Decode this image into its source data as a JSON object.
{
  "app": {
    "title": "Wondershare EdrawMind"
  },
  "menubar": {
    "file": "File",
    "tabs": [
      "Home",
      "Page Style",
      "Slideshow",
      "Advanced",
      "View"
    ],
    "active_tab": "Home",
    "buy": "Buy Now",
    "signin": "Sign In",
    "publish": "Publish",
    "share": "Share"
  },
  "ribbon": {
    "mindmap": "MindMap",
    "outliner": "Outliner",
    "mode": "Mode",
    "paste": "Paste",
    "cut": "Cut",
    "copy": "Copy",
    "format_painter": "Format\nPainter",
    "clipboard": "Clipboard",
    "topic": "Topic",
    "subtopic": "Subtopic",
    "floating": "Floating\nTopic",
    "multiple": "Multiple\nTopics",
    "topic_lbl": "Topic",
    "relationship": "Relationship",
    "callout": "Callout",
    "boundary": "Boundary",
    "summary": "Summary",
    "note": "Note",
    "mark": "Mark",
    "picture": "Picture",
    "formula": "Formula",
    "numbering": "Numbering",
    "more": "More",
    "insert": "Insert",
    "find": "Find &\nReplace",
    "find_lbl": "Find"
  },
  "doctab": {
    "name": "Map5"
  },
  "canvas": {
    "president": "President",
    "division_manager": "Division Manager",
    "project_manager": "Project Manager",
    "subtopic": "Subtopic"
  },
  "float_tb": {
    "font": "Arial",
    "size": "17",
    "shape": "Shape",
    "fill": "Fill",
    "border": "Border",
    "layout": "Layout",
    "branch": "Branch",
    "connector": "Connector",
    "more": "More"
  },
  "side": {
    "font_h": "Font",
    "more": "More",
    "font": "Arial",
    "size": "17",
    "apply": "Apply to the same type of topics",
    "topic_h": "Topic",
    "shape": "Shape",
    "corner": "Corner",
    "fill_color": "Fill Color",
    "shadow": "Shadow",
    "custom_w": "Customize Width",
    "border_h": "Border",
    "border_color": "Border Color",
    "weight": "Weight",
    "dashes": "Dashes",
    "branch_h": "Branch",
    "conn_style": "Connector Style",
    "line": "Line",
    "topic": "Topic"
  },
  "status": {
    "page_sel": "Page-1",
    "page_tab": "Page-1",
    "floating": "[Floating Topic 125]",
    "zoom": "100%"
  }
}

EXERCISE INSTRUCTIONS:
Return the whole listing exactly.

WRITTEN RESPONSE:
Decode this image into its source data as a JSON object.
{
  "app": {
    "title": "Wondershare EdrawMind"
  },
  "menubar": {
    "file": "File",
    "tabs": [
      "Home",
      "Page Style",
      "Slideshow",
      "Advanced",
      "View"
    ],
    "active_tab": "Home",
    "buy": "Buy Now",
    "signin": "Sign In",
    "publish": "Publish",
    "share": "Share"
  },
  "ribbon": {
    "mindmap": "MindMap",
    "outliner": "Outliner",
    "mode": "Mode",
    "paste": "Paste",
    "cut": "Cut",
    "copy": "Copy",
    "format_painter": "Format\nPainter",
    "clipboard": "Clipboard",
    "topic": "Topic",
    "subtopic": "Subtopic",
    "floating": "Floating\nTopic",
    "multiple": "Multiple\nTopics",
    "topic_lbl": "Topic",
    "relationship": "Relationship",
    "callout": "Callout",
    "boundary": "Boundary",
    "summary": "Summary",
    "note": "Note",
    "mark": "Mark",
    "picture": "Picture",
    "formula": "Formula",
    "numbering": "Numbering",
    "more": "More",
    "insert": "Insert",
    "find": "Find &\nReplace",
    "find_lbl": "Find"
  },
  "doctab": {
    "name": "Map5"
  },
  "canvas": {
    "president": "President",
    "division_manager": "Division Manager",
    "project_manager": "Project Manager",
    "subtopic": "Subtopic"
  },
  "float_tb": {
    "font": "Arial",
    "size": "17",
    "shape": "Shape",
    "fill": "Fill",
    "border": "Border",
    "layout": "Layout",
    "branch": "Branch",
    "connector": "Connector",
    "more": "More"
  },
  "side": {
    "font_h": "Font",
    "more": "More",
    "font": "Arial",
    "size": "17",
    "apply": "Apply to the same type of topics",
    "topic_h": "Topic",
    "shape": "Shape",
    "corner": "Corner",
    "fill_color": "Fill Color",
    "shadow": "Shadow",
    "custom_w": "Customize Width",
    "border_h": "Border",
    "border_color": "Border Color",
    "weight": "Weight",
    "dashes": "Dashes",
    "branch_h": "Branch",
    "conn_style": "Connector Style",
    "line": "Line",
    "topic": "Topic"
  },
  "status": {
    "page_sel": "Page-1",
    "page_tab": "Page-1",
    "floating": "[Floating Topic 125]",
    "zoom": "100%"
  }
}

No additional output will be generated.